### Exercise data
# # # # #

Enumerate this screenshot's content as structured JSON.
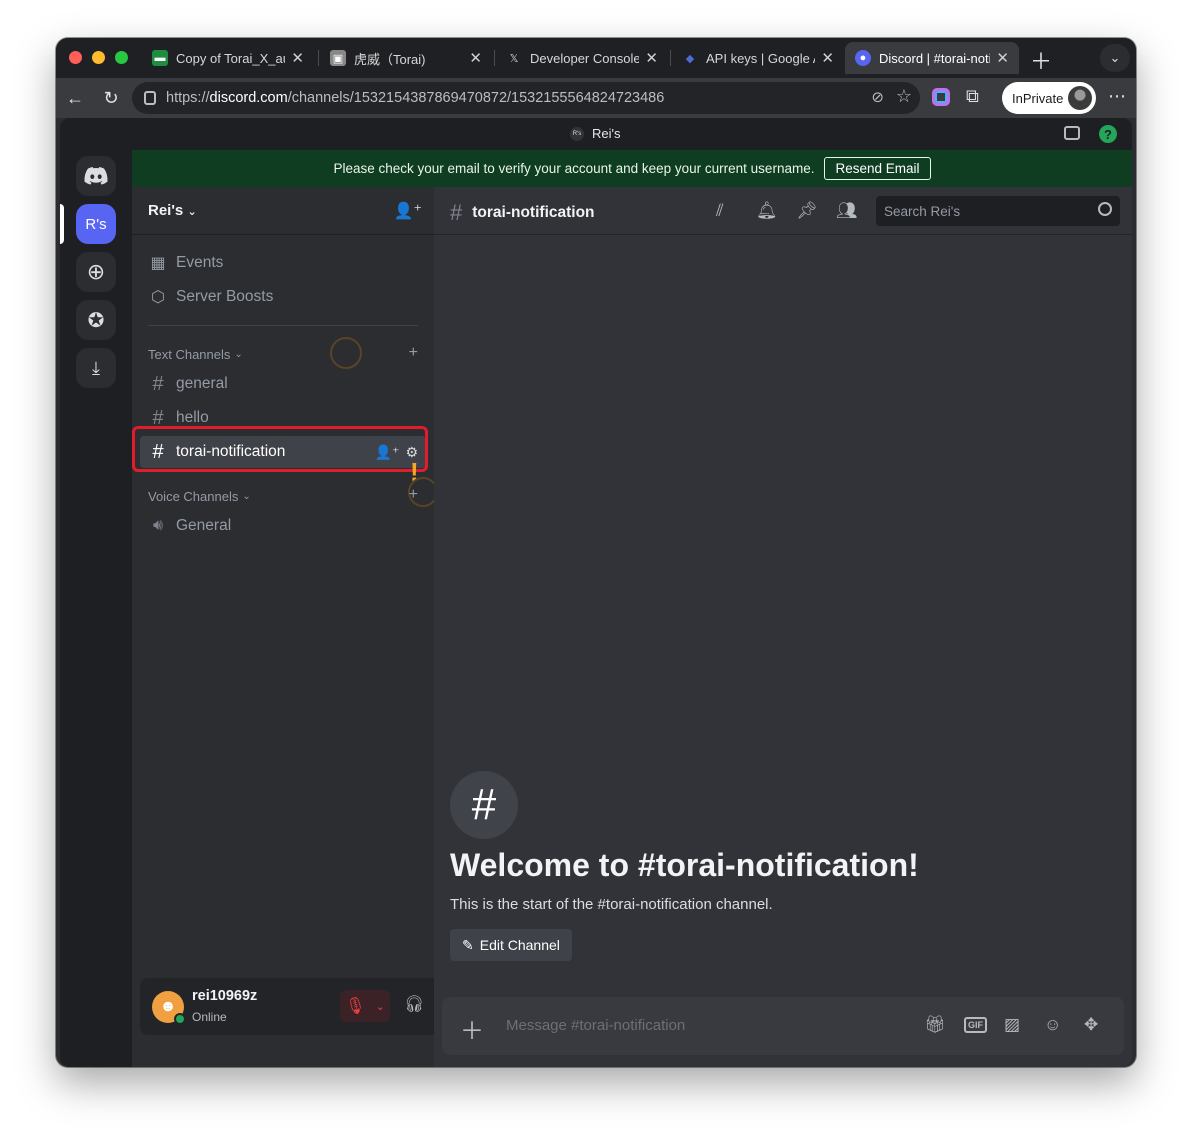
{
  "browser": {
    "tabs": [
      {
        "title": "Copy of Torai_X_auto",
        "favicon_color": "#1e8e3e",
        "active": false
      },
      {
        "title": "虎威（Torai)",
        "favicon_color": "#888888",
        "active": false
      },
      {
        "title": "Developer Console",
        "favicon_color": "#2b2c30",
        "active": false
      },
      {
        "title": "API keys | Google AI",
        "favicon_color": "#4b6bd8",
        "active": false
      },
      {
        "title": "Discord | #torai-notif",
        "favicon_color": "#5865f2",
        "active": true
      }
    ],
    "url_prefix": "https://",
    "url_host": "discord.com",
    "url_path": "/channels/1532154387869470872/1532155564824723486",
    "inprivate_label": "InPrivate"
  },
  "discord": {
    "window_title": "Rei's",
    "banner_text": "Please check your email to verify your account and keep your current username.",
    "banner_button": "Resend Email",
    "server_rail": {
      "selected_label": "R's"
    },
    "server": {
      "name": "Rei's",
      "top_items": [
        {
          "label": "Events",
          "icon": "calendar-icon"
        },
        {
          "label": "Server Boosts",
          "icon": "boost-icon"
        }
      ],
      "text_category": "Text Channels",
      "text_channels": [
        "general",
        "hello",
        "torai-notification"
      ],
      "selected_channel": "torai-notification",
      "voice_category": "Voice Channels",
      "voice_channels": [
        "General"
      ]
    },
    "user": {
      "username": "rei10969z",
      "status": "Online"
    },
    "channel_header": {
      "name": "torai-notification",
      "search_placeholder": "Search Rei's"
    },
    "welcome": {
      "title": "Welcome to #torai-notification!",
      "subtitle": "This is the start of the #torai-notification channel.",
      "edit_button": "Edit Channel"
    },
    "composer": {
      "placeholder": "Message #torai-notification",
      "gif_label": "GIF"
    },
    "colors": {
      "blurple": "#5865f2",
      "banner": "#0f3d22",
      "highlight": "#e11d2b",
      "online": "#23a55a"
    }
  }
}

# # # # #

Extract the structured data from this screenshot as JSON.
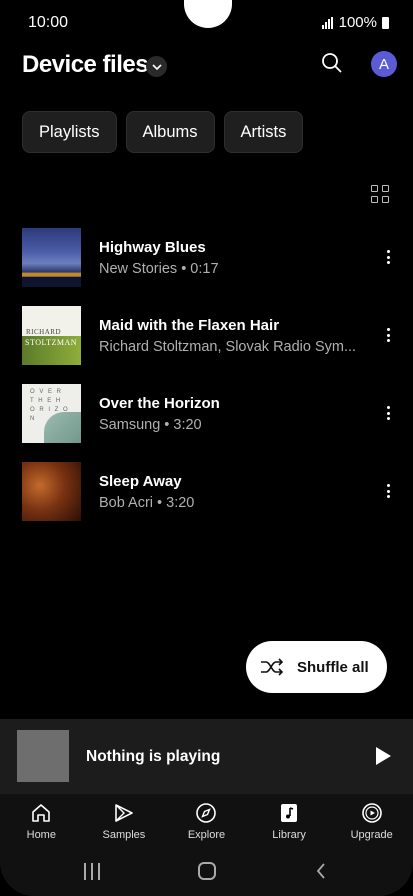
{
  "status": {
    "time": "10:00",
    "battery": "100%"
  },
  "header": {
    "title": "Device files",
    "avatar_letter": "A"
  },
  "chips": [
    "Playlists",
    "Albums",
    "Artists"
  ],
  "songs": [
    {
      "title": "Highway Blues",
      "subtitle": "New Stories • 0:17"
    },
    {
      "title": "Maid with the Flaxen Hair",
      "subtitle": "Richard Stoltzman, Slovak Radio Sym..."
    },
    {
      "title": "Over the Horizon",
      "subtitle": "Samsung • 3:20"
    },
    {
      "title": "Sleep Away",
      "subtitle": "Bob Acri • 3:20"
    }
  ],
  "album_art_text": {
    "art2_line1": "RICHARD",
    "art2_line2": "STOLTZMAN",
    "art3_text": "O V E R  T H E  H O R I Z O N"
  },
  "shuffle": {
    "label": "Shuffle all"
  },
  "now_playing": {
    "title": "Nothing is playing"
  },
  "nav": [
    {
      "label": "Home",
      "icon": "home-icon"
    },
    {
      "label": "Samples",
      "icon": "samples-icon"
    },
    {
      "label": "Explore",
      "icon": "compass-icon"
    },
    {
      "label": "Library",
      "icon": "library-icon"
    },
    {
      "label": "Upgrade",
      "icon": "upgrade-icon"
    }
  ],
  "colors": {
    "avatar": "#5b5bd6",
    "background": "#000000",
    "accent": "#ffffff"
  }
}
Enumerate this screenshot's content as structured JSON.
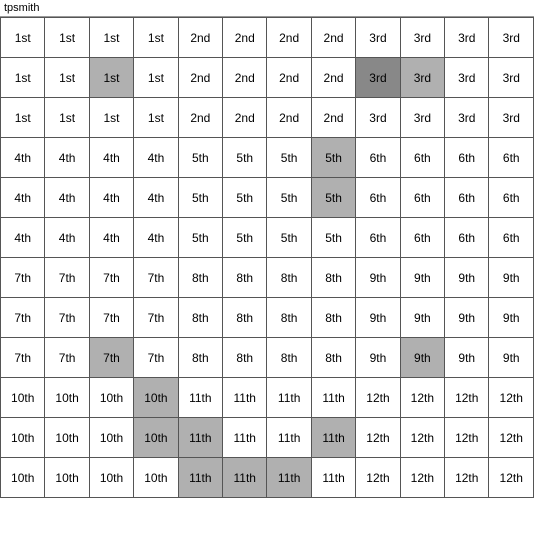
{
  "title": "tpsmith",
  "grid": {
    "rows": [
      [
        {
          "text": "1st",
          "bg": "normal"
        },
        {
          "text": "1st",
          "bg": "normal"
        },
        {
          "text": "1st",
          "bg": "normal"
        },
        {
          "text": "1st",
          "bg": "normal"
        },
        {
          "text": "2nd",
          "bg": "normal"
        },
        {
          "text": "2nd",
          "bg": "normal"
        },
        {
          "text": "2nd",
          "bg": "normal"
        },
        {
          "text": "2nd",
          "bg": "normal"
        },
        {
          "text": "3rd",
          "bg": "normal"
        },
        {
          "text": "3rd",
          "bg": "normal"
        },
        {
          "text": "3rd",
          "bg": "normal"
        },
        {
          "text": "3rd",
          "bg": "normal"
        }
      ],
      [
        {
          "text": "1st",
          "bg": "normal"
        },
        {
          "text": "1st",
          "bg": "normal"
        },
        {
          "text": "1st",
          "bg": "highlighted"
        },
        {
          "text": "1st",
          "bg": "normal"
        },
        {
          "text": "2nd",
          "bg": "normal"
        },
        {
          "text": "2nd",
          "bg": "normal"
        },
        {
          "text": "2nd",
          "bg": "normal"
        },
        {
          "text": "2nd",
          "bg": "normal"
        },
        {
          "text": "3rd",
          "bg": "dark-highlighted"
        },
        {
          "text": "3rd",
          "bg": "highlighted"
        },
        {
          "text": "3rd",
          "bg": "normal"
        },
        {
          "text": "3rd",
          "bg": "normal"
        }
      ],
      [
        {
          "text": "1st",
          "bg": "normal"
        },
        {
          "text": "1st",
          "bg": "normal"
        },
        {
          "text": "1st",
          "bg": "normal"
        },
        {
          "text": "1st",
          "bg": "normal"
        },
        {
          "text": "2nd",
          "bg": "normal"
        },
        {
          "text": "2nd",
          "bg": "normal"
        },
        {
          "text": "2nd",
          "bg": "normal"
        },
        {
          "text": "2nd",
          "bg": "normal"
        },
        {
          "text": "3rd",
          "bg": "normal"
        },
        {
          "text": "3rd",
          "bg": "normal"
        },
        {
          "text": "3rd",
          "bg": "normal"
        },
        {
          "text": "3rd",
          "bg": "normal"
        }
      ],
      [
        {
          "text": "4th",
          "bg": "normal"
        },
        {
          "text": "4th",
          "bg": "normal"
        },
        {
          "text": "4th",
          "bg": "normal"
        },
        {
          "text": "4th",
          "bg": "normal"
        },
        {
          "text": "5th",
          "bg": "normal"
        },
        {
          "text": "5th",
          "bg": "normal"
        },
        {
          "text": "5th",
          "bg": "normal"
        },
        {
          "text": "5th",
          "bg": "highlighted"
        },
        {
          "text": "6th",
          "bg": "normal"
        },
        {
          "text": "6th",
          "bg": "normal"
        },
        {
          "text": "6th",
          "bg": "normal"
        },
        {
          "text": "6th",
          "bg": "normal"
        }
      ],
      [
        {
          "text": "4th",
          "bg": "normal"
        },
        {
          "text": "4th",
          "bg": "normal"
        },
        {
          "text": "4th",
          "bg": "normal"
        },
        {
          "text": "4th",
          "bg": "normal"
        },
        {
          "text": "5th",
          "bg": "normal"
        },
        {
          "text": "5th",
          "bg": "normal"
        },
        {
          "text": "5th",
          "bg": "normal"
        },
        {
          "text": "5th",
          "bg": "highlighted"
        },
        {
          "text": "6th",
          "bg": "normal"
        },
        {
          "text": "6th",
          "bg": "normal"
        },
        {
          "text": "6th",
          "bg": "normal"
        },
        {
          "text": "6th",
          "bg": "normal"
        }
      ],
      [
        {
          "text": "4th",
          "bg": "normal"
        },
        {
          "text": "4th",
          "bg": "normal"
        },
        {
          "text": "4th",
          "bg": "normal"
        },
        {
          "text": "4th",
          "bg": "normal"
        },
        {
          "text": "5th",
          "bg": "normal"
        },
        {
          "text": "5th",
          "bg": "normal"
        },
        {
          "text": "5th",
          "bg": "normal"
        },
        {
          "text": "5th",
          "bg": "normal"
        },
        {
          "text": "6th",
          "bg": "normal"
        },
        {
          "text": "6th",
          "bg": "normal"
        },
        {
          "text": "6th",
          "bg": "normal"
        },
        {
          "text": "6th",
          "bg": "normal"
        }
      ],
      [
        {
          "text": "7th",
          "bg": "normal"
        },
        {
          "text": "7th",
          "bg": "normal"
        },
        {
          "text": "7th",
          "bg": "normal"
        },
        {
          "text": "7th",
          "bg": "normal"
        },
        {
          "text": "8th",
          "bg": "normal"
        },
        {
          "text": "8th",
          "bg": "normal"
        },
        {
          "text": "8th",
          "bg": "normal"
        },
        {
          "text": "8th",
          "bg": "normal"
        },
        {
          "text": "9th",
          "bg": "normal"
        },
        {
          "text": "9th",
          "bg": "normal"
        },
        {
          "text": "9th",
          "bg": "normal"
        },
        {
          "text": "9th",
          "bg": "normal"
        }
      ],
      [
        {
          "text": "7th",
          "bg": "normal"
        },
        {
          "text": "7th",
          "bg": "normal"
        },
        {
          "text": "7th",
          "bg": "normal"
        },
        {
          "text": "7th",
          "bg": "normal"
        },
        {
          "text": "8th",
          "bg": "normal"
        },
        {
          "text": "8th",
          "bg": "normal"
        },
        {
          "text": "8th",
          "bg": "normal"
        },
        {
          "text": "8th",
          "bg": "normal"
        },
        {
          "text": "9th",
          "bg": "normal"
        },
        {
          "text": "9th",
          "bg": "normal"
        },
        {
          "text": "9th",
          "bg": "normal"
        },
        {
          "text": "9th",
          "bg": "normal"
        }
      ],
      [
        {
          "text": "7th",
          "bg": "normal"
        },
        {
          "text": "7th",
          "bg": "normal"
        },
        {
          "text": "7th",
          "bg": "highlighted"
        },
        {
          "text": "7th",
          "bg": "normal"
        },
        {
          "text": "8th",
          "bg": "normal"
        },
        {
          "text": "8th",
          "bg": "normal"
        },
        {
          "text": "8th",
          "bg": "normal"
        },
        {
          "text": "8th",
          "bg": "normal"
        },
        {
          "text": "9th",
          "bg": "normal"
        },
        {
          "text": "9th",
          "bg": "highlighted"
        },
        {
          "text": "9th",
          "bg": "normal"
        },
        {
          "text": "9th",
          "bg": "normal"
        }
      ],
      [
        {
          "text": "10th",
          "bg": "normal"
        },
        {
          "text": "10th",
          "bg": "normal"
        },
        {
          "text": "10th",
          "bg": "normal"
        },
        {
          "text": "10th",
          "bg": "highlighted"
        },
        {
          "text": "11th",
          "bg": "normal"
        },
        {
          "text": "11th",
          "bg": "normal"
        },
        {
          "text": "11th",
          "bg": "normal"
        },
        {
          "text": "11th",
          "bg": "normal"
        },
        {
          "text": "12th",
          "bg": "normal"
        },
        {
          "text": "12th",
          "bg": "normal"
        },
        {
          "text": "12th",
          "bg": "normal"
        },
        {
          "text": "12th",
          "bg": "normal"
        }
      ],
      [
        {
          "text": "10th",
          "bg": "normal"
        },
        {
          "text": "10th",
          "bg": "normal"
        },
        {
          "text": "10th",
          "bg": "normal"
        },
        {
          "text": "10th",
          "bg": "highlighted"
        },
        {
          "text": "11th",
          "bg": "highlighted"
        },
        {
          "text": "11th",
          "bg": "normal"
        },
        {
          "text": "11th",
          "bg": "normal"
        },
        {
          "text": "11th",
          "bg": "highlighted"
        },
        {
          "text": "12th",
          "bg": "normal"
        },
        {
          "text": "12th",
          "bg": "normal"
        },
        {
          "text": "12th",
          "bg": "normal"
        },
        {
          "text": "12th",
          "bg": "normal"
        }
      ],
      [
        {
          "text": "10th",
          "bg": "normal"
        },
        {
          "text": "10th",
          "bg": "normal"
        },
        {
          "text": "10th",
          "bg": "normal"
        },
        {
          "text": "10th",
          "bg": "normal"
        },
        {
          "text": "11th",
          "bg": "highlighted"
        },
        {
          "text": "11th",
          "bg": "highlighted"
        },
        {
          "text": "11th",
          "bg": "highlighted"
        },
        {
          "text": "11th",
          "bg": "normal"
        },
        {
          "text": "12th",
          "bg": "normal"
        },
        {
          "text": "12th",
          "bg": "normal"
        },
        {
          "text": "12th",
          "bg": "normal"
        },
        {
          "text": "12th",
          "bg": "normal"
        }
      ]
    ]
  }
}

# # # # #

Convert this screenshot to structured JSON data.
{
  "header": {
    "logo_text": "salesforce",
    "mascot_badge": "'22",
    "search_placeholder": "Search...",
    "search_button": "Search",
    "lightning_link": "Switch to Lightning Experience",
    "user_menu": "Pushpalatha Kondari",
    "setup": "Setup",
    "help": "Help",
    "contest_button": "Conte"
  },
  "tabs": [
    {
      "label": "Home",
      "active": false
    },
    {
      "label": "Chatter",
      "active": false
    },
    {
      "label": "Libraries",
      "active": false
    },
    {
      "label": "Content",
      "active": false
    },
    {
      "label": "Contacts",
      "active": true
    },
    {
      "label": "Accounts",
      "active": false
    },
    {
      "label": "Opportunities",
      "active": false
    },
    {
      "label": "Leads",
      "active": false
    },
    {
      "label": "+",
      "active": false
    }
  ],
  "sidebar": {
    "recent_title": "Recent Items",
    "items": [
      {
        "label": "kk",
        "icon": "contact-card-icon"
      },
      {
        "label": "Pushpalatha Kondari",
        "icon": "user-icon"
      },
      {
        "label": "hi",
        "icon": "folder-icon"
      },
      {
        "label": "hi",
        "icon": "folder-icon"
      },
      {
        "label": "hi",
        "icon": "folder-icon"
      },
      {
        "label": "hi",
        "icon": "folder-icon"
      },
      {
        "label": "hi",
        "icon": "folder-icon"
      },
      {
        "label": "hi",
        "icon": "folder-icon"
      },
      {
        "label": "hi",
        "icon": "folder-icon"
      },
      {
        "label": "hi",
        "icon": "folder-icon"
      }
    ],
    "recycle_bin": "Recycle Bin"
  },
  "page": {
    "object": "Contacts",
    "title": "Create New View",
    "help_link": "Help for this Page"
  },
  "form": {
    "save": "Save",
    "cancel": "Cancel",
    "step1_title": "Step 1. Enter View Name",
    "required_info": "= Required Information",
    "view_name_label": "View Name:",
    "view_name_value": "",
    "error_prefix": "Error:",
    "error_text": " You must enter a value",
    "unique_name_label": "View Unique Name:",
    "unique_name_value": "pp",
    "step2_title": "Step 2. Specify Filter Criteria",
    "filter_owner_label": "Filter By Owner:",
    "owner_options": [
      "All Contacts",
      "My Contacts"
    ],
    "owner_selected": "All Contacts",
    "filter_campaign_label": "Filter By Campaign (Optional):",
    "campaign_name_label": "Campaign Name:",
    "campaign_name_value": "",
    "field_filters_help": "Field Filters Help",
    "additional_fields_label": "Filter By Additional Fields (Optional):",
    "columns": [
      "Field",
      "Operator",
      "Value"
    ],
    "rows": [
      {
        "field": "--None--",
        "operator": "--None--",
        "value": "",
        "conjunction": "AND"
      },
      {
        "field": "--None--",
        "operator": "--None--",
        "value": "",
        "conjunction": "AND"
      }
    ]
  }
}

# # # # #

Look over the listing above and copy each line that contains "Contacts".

### Answer to this exercise
      "label": "Contacts",
    "object": "Contacts",
      "All Contacts",
      "My Contacts"
    "owner_selected": "All Contacts",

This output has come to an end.